Supplied data —
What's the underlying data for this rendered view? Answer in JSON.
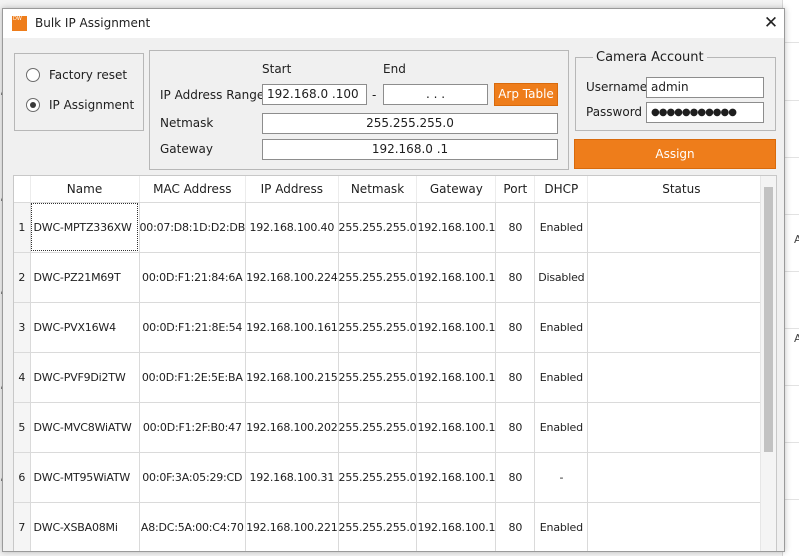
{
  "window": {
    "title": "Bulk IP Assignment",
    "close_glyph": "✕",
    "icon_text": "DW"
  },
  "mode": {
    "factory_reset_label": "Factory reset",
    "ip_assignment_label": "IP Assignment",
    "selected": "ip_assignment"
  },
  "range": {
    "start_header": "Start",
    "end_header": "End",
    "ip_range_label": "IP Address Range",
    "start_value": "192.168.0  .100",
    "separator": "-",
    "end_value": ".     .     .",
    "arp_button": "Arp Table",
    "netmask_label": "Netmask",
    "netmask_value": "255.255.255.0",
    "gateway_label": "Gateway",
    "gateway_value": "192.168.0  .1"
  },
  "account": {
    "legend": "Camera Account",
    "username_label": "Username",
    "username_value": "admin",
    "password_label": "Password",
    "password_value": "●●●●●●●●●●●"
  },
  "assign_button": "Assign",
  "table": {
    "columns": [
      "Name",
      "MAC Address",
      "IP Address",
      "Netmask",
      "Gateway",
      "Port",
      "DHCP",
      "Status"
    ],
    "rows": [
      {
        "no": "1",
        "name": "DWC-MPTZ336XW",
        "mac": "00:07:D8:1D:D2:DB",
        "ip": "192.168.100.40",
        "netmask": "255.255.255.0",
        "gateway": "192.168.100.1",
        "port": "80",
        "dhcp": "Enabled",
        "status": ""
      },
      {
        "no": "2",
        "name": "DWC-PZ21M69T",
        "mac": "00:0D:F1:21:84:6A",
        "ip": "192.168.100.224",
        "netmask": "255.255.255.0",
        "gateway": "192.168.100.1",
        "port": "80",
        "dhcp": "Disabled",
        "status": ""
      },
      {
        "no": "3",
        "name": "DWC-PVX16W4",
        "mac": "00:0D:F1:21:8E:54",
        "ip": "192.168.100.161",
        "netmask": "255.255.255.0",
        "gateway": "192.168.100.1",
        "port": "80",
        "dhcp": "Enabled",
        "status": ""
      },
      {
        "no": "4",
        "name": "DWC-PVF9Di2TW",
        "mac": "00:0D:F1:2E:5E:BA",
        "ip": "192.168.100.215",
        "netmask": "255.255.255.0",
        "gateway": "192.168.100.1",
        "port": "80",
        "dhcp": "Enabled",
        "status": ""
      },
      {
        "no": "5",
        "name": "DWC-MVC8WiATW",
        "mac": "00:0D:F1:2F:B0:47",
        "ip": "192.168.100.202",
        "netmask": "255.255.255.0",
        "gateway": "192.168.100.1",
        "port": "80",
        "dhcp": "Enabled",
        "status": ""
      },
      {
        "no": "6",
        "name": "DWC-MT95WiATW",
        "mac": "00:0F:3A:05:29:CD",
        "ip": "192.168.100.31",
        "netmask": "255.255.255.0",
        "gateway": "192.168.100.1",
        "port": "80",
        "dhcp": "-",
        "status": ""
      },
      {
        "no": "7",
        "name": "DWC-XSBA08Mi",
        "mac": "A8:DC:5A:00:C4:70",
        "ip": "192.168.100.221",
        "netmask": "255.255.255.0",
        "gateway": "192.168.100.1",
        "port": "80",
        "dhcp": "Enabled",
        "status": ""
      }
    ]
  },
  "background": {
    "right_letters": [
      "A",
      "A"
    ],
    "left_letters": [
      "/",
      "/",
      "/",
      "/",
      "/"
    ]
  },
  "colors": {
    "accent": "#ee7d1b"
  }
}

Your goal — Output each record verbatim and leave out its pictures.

Result —
What's the underlying data for this rendered view? Answer in JSON.
{
  "window": {
    "title": "Bulk IP Assignment",
    "close_glyph": "✕",
    "icon_text": "DW"
  },
  "mode": {
    "factory_reset_label": "Factory reset",
    "ip_assignment_label": "IP Assignment",
    "selected": "ip_assignment"
  },
  "range": {
    "start_header": "Start",
    "end_header": "End",
    "ip_range_label": "IP Address Range",
    "start_value": "192.168.0  .100",
    "separator": "-",
    "end_value": ".     .     .",
    "arp_button": "Arp Table",
    "netmask_label": "Netmask",
    "netmask_value": "255.255.255.0",
    "gateway_label": "Gateway",
    "gateway_value": "192.168.0  .1"
  },
  "account": {
    "legend": "Camera Account",
    "username_label": "Username",
    "username_value": "admin",
    "password_label": "Password",
    "password_value": "●●●●●●●●●●●"
  },
  "assign_button": "Assign",
  "table": {
    "columns": [
      "Name",
      "MAC Address",
      "IP Address",
      "Netmask",
      "Gateway",
      "Port",
      "DHCP",
      "Status"
    ],
    "rows": [
      {
        "no": "1",
        "name": "DWC-MPTZ336XW",
        "mac": "00:07:D8:1D:D2:DB",
        "ip": "192.168.100.40",
        "netmask": "255.255.255.0",
        "gateway": "192.168.100.1",
        "port": "80",
        "dhcp": "Enabled",
        "status": ""
      },
      {
        "no": "2",
        "name": "DWC-PZ21M69T",
        "mac": "00:0D:F1:21:84:6A",
        "ip": "192.168.100.224",
        "netmask": "255.255.255.0",
        "gateway": "192.168.100.1",
        "port": "80",
        "dhcp": "Disabled",
        "status": ""
      },
      {
        "no": "3",
        "name": "DWC-PVX16W4",
        "mac": "00:0D:F1:21:8E:54",
        "ip": "192.168.100.161",
        "netmask": "255.255.255.0",
        "gateway": "192.168.100.1",
        "port": "80",
        "dhcp": "Enabled",
        "status": ""
      },
      {
        "no": "4",
        "name": "DWC-PVF9Di2TW",
        "mac": "00:0D:F1:2E:5E:BA",
        "ip": "192.168.100.215",
        "netmask": "255.255.255.0",
        "gateway": "192.168.100.1",
        "port": "80",
        "dhcp": "Enabled",
        "status": ""
      },
      {
        "no": "5",
        "name": "DWC-MVC8WiATW",
        "mac": "00:0D:F1:2F:B0:47",
        "ip": "192.168.100.202",
        "netmask": "255.255.255.0",
        "gateway": "192.168.100.1",
        "port": "80",
        "dhcp": "Enabled",
        "status": ""
      },
      {
        "no": "6",
        "name": "DWC-MT95WiATW",
        "mac": "00:0F:3A:05:29:CD",
        "ip": "192.168.100.31",
        "netmask": "255.255.255.0",
        "gateway": "192.168.100.1",
        "port": "80",
        "dhcp": "-",
        "status": ""
      },
      {
        "no": "7",
        "name": "DWC-XSBA08Mi",
        "mac": "A8:DC:5A:00:C4:70",
        "ip": "192.168.100.221",
        "netmask": "255.255.255.0",
        "gateway": "192.168.100.1",
        "port": "80",
        "dhcp": "Enabled",
        "status": ""
      }
    ]
  },
  "background": {
    "right_letters": [
      "A",
      "A"
    ],
    "left_letters": [
      "/",
      "/",
      "/",
      "/",
      "/"
    ]
  },
  "colors": {
    "accent": "#ee7d1b"
  }
}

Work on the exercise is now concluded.